As Apple’s LLVM compiler matures, there are fewer reasons for them to continue to maintain their GCC port and its Objective-C extensions. As of Xcode 4.2, Apple no longer includes GCC 4.2, leaving only
Unfortunately, there is a large amount of open source software that depends on GNU extensions to the C and C++ languages that
llvm-gcc do not (or choose not to) support, including Ruby versions older than 1.9.3 and many of its third party libraries.
Step 1: Get Apple’s vanilla GCC 4.2
One easy way to avoid this problem is to simply downgrade to Xcode 4.1, but this isn’t a terrific solution if you are developing for Mac OS or iOS. Thankfully, Kenneth Reitz has done most of the hard work for us and packaged up GCC installers for Lion and Snow Leopard from Apple’s own GCC source.
After installing his GCC package for Lion, be sure to re-run the Xcode 4.2 installer.
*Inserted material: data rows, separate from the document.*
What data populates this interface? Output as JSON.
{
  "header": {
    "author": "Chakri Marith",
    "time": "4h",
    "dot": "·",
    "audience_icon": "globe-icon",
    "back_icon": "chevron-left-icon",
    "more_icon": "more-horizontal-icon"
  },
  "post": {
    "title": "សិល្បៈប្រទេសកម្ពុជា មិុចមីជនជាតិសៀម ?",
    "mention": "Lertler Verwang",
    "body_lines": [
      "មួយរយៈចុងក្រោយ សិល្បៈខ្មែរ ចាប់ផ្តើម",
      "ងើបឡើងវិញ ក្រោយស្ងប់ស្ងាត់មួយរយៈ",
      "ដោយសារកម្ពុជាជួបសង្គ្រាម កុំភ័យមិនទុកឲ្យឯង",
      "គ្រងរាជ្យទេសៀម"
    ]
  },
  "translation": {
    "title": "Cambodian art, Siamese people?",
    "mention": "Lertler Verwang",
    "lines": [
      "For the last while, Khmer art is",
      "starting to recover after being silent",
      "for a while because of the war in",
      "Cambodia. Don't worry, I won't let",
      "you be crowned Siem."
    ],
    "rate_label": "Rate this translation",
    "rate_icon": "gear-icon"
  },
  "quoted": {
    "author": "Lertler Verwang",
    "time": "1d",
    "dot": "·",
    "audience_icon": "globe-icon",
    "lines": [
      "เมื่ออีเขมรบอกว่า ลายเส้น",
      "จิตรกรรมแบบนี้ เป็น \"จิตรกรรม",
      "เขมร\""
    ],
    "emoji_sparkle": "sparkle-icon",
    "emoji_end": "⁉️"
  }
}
If you don’t, you will end up with outdated headers and an older LLVM/Clang toolchain.
Step 2: Configure your shell
Now that you’ve got GCC 4.2, it’s time to make sure that it’s being used to build Ruby. Set these in your shell profile:
Don’t forget to re-source your profile afterwards, or open up a new shell.
Step 3: Ruby
After this, you can proceed with (re-)installing the version of ruby you need, e.g.:
rvm install 1.9.3
If you have recently upgraded to Lion and still have Rubies or gems that were compiled and installed on Snow Leopard, this might be a good time to uninstall and reinstall them. It isn’t strictly necessary, but could help if you end up having segfaults or other strange problems.
Note that this last step is important, as gems like to be compiled with the same compiler that Ruby used. Even if ruby compiled perfectly with clang, some gems may try to use it and fail.
With these steps complete, you should be all ready to get back to doing real work.